**WHAT THE EXERCISE ASKS**
Each record is to be given again without alteration.

►

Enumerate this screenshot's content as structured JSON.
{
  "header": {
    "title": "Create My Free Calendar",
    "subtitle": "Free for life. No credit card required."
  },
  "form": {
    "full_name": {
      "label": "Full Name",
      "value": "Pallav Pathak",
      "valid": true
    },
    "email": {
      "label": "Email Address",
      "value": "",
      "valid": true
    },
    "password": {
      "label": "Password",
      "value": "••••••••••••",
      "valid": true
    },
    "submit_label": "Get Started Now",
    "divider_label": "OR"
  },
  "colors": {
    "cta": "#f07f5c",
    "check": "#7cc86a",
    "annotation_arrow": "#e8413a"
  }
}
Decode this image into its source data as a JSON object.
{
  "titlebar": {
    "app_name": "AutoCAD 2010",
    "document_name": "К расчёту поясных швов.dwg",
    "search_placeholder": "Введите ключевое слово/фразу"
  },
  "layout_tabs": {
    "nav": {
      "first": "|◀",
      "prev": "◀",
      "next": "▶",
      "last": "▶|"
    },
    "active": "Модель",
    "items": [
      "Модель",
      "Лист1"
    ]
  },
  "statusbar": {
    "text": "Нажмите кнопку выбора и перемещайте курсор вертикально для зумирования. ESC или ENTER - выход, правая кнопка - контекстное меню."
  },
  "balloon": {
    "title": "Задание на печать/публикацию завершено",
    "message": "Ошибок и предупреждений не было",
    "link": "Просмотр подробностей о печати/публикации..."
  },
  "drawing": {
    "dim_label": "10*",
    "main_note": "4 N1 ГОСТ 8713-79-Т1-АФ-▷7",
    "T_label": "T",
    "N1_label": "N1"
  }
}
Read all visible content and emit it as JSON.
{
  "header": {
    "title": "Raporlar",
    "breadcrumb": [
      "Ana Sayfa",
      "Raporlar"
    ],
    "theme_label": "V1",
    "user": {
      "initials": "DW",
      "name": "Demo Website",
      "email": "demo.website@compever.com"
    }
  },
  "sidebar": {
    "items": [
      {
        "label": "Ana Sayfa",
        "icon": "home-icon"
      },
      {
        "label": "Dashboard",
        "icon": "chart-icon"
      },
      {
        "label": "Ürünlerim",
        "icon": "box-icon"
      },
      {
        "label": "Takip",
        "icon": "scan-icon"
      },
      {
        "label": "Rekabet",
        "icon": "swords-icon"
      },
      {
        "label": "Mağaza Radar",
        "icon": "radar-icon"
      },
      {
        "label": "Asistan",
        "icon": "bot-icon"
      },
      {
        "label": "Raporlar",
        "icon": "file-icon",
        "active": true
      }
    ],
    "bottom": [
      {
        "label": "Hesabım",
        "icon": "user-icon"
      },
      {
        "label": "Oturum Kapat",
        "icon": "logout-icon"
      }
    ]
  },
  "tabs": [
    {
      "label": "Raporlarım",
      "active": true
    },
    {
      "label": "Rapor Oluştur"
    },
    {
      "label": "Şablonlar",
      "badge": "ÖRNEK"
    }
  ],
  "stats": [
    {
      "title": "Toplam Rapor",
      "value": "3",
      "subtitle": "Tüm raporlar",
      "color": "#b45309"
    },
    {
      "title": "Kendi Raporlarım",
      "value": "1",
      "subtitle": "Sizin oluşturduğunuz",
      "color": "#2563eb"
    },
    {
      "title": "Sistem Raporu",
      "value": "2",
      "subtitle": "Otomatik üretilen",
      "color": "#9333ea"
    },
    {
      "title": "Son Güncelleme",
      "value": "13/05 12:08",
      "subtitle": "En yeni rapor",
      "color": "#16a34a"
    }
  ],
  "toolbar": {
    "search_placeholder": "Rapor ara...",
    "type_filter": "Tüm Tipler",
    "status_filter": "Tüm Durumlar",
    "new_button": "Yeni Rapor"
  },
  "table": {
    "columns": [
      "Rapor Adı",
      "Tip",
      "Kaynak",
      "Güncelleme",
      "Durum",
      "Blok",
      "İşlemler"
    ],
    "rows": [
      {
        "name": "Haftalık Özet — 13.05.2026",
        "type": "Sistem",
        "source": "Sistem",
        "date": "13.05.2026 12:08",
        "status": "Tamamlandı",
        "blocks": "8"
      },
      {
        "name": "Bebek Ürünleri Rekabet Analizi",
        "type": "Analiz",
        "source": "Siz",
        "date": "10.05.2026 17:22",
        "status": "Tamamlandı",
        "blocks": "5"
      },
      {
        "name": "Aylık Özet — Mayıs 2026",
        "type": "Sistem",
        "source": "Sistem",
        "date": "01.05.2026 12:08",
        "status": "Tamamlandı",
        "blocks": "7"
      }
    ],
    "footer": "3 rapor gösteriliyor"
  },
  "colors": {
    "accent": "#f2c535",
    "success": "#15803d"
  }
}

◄

**ANSWER FOR THE TASK**
Enumerate this screenshot's content as structured JSON.
{
  "header": {
    "title": "Create My Free Calendar",
    "subtitle": "Free for life. No credit card required."
  },
  "form": {
    "full_name": {
      "label": "Full Name",
      "value": "Pallav Pathak",
      "valid": true
    },
    "email": {
      "label": "Email Address",
      "value": "",
      "valid": true
    },
    "password": {
      "label": "Password",
      "value": "••••••••••••",
      "valid": true
    },
    "submit_label": "Get Started Now",
    "divider_label": "OR"
  },
  "colors": {
    "cta": "#f07f5c",
    "check": "#7cc86a",
    "annotation_arrow": "#e8413a"
  }
}
Decode this image into its source data as a JSON object.
{
  "titlebar": {
    "app_name": "AutoCAD 2010",
    "document_name": "К расчёту поясных швов.dwg",
    "search_placeholder": "Введите ключевое слово/фразу"
  },
  "layout_tabs": {
    "nav": {
      "first": "|◀",
      "prev": "◀",
      "next": "▶",
      "last": "▶|"
    },
    "active": "Модель",
    "items": [
      "Модель",
      "Лист1"
    ]
  },
  "statusbar": {
    "text": "Нажмите кнопку выбора и перемещайте курсор вертикально для зумирования. ESC или ENTER - выход, правая кнопка - контекстное меню."
  },
  "balloon": {
    "title": "Задание на печать/публикацию завершено",
    "message": "Ошибок и предупреждений не было",
    "link": "Просмотр подробностей о печати/публикации..."
  },
  "drawing": {
    "dim_label": "10*",
    "main_note": "4 N1 ГОСТ 8713-79-Т1-АФ-▷7",
    "T_label": "T",
    "N1_label": "N1"
  }
}
Read all visible content and emit it as JSON.
{
  "header": {
    "title": "Raporlar",
    "breadcrumb": [
      "Ana Sayfa",
      "Raporlar"
    ],
    "theme_label": "V1",
    "user": {
      "initials": "DW",
      "name": "Demo Website",
      "email": "demo.website@compever.com"
    }
  },
  "sidebar": {
    "items": [
      {
        "label": "Ana Sayfa",
        "icon": "home-icon"
      },
      {
        "label": "Dashboard",
        "icon": "chart-icon"
      },
      {
        "label": "Ürünlerim",
        "icon": "box-icon"
      },
      {
        "label": "Takip",
        "icon": "scan-icon"
      },
      {
        "label": "Rekabet",
        "icon": "swords-icon"
      },
      {
        "label": "Mağaza Radar",
        "icon": "radar-icon"
      },
      {
        "label": "Asistan",
        "icon": "bot-icon"
      },
      {
        "label": "Raporlar",
        "icon": "file-icon",
        "active": true
      }
    ],
    "bottom": [
      {
        "label": "Hesabım",
        "icon": "user-icon"
      },
      {
        "label": "Oturum Kapat",
        "icon": "logout-icon"
      }
    ]
  },
  "tabs": [
    {
      "label": "Raporlarım",
      "active": true
    },
    {
      "label": "Rapor Oluştur"
    },
    {
      "label": "Şablonlar",
      "badge": "ÖRNEK"
    }
  ],
  "stats": [
    {
      "title": "Toplam Rapor",
      "value": "3",
      "subtitle": "Tüm raporlar",
      "color": "#b45309"
    },
    {
      "title": "Kendi Raporlarım",
      "value": "1",
      "subtitle": "Sizin oluşturduğunuz",
      "color": "#2563eb"
    },
    {
      "title": "Sistem Raporu",
      "value": "2",
      "subtitle": "Otomatik üretilen",
      "color": "#9333ea"
    },
    {
      "title": "Son Güncelleme",
      "value": "13/05 12:08",
      "subtitle": "En yeni rapor",
      "color": "#16a34a"
    }
  ],
  "toolbar": {
    "search_placeholder": "Rapor ara...",
    "type_filter": "Tüm Tipler",
    "status_filter": "Tüm Durumlar",
    "new_button": "Yeni Rapor"
  },
  "table": {
    "columns": [
      "Rapor Adı",
      "Tip",
      "Kaynak",
      "Güncelleme",
      "Durum",
      "Blok",
      "İşlemler"
    ],
    "rows": [
      {
        "name": "Haftalık Özet — 13.05.2026",
        "type": "Sistem",
        "source": "Sistem",
        "date": "13.05.2026 12:08",
        "status": "Tamamlandı",
        "blocks": "8"
      },
      {
        "name": "Bebek Ürünleri Rekabet Analizi",
        "type": "Analiz",
        "source": "Siz",
        "date": "10.05.2026 17:22",
        "status": "Tamamlandı",
        "blocks": "5"
      },
      {
        "name": "Aylık Özet — Mayıs 2026",
        "type": "Sistem",
        "source": "Sistem",
        "date": "01.05.2026 12:08",
        "status": "Tamamlandı",
        "blocks": "7"
      }
    ],
    "footer": "3 rapor gösteriliyor"
  },
  "colors": {
    "accent": "#f2c535",
    "success": "#15803d"
  }
}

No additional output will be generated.